The United Nations reports that 13,000 people, including almost 3,500 civilians, have died since Russia’s armed invasion of Ukraine began shortly after the world finished watching the Sochi Winter Olympics in early 2014.
That war goes on: Ukraine is still under seige. Until the recent decision by President Trump to slow-walk military assistance to Ukraine unless that country gave him campaign help, the response from Washington, from the European Union, from NATO, and from the United Nations had been pretty consistent: Ukraine is the victim, Russia is the aggressor, and we should all stick together to help a country whose independence is under direct threat.
Europeans feel that threat directly because the Russians in 2014 killed hundreds of non-Ukrainians, too. Three of the four men recently charged with murdering 298 civilians when they shot down a Malaysian airliner over Ukraine are senior Russian military and intelligence officers. Nobody in Amsterdam, where the flight originated, expects to see any of these Russian perpetrators in court.
For millions of Americans, these events are not far away. The Ukrainian diaspora community here is old and quite active—Saint Nicholas Ukrainian church just celebrated its 100th anniversary—but it is tiny compared to the Polish community. There may be a million Ukrainians in the US; there are almost a million Poles and Polish-Americans in New York State alone.
So when a local Polish community leader looked for support in bringing a well-known Polish expert on international relations (specifically, the Russian threat to the independent countries it borders), Ukrainian-American leader Yuri Hrescheschyn was able to generate support quickly and widely.
November 10 speech by Polish author

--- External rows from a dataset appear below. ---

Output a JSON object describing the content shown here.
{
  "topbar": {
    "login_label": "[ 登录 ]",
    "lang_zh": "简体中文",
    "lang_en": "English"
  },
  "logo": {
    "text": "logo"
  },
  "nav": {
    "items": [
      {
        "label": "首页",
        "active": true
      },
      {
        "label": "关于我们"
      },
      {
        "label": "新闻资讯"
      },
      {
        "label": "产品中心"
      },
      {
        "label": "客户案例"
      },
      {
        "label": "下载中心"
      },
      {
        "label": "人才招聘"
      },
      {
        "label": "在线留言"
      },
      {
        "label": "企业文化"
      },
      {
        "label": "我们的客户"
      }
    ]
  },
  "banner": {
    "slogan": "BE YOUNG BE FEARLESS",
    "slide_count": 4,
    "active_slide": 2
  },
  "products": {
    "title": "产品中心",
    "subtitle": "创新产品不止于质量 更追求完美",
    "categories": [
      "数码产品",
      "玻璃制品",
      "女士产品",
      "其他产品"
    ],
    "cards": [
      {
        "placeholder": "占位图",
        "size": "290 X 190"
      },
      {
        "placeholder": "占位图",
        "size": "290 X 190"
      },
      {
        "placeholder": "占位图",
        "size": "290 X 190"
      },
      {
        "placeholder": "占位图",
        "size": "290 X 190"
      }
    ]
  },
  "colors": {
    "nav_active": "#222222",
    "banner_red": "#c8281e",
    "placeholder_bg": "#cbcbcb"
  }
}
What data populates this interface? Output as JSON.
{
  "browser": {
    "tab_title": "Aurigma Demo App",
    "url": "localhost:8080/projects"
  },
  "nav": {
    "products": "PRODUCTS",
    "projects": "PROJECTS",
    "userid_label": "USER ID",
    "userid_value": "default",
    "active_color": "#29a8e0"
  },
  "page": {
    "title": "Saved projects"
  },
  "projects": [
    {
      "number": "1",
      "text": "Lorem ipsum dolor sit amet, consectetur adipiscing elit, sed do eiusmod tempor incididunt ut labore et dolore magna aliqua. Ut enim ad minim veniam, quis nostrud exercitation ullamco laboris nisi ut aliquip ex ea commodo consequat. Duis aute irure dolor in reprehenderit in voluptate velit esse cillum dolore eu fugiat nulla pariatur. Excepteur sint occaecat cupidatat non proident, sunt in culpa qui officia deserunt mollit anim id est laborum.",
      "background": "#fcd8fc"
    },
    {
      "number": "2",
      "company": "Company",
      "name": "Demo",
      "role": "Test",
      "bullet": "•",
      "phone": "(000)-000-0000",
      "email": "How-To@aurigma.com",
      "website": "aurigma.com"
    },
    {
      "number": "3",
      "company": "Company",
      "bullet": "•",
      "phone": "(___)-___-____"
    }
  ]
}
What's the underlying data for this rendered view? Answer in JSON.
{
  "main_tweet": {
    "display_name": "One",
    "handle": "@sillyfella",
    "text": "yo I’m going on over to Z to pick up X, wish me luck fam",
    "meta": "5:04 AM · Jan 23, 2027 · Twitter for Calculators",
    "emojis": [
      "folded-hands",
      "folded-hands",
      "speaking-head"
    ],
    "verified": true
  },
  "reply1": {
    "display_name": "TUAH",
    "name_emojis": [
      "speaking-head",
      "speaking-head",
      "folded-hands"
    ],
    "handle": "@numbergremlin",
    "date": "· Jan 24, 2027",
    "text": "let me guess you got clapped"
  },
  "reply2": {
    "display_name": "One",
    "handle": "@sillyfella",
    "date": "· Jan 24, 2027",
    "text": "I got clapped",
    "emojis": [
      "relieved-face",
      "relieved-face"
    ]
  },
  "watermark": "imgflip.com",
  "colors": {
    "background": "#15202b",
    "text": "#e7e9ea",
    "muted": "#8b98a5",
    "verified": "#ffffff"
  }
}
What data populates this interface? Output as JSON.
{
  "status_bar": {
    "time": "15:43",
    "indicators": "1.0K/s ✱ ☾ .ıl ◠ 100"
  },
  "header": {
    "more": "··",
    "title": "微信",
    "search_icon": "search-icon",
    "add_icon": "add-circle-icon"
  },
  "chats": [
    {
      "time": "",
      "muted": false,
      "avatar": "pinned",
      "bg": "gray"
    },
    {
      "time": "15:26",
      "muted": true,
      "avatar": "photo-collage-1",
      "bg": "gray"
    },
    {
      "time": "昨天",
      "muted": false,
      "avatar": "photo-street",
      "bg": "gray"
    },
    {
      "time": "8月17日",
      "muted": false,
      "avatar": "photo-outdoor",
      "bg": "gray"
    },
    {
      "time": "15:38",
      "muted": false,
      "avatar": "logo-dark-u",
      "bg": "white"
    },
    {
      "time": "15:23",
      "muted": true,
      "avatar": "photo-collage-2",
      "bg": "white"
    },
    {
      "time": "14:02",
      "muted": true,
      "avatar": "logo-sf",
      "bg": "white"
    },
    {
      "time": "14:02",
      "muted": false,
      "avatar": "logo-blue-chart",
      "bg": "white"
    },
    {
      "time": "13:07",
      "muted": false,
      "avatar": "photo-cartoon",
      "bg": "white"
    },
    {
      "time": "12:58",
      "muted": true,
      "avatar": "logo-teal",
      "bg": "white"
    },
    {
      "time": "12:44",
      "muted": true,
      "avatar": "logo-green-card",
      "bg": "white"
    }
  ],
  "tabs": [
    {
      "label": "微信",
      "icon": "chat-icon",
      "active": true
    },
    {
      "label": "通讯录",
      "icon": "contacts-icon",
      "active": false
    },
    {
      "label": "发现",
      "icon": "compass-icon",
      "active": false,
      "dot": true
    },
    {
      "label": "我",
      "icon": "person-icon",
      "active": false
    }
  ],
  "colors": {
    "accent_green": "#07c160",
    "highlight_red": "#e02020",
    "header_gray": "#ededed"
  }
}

Canisius College will soon be hosting Jacek Bartosiak, an influential author, speaker, and intellectual with significant ties to the US military and diplomatic communities. Bartosiak, whose books have yet to be translated from Polish to English, sees Ukraine and especially Poland as strategically critical to the survival of the European Union, of NATO, and thus of the international system that Russia would undermine.
Bartosiak is thought of as an ally of those who want to realize the vision of Marshall Joseph Pilsudski, the first leader of Poland after it won independence from Russia and from the defeated Germans in 1918. Pilsudski tried to rebuild the multinational, multi-ethnic, regliously diverse and generally prosperous Commonwealth that lasted for more than 350 years in the lands between the Baltic Sea on the north and the Black Sea on the south. In Pilsudski’s expansive notion, this coalition would include Finland, Estonia, Latvia, and Lithuania on the north, and Romania, Bulgaria, Greece, and what was then Yugoslavia on the south, with Ukraine, Poland, and what is now Belarus in the strategic center.
Pilsudski died in 1935. All those countries suffered immensely in World War II, every one of them conquered by Germany, then re-conquered by the Soviet Union, only gaining independence (except for Yugoslavia and Greece) after the fall of the Berlin Wall in 1989.
This isn’s an abstract historical discussion these days. The question facing all these countries is how they, especially Russia’s immediate neighbors, are going to deal with the fact that Russia apparently can invade Ukraine, kill its civilians, occupy and also annex its national territories, and literally get away with the murder of international travelers who happened to be passing by. Poles, Ukrainians, and others note with dismay that the current president of the United States is so keen to have positive relations with Vladimir Putin that he’ll abandon allies (the Kurds of northern Syria) while praising Russia—notwithstanding it was the Kurds, not the Russians, whose sacrifices helped US forces eliminate the former leader of the Islamic State.
Poland and Russia the focus
Bartosiak’s visit has stimulated a new and notable coordination among several Polish and Ukrainian organizations. Despite the passing of the World War II generation, the brutal history of conflict during and after that war shaped relations between exile communities for decades. But the urgency of Ukraine’s crisis, and the work of Bartosiak and of his Strategy and Future Working Group (in both Polish and English here), is evidently bringing leaders of the two communities together into a conversation that has up to now been very informal, mainly among community activists who are pleased to alternate drinking Zywiec at the Adam Miczkiewiecz Library and Dramatic Circle on Fillmore Avenue, with a refreshing Lvivske 1715 at the Dnipro Ukrainian Cultural Center on Genesee Street.
Bartosiak will speak at 6pm Sunday, November 10, 2019, at the Montante Cultural Center at Canisius College, 2001 Main Street. His visit is hosted by the Permanent Chair in Polish Studies at Canisius, and by several dozen Polish and Ukrainian diaspora organizations, with significant financial support from leading citizens.
Tickets are $20, with discounts for students.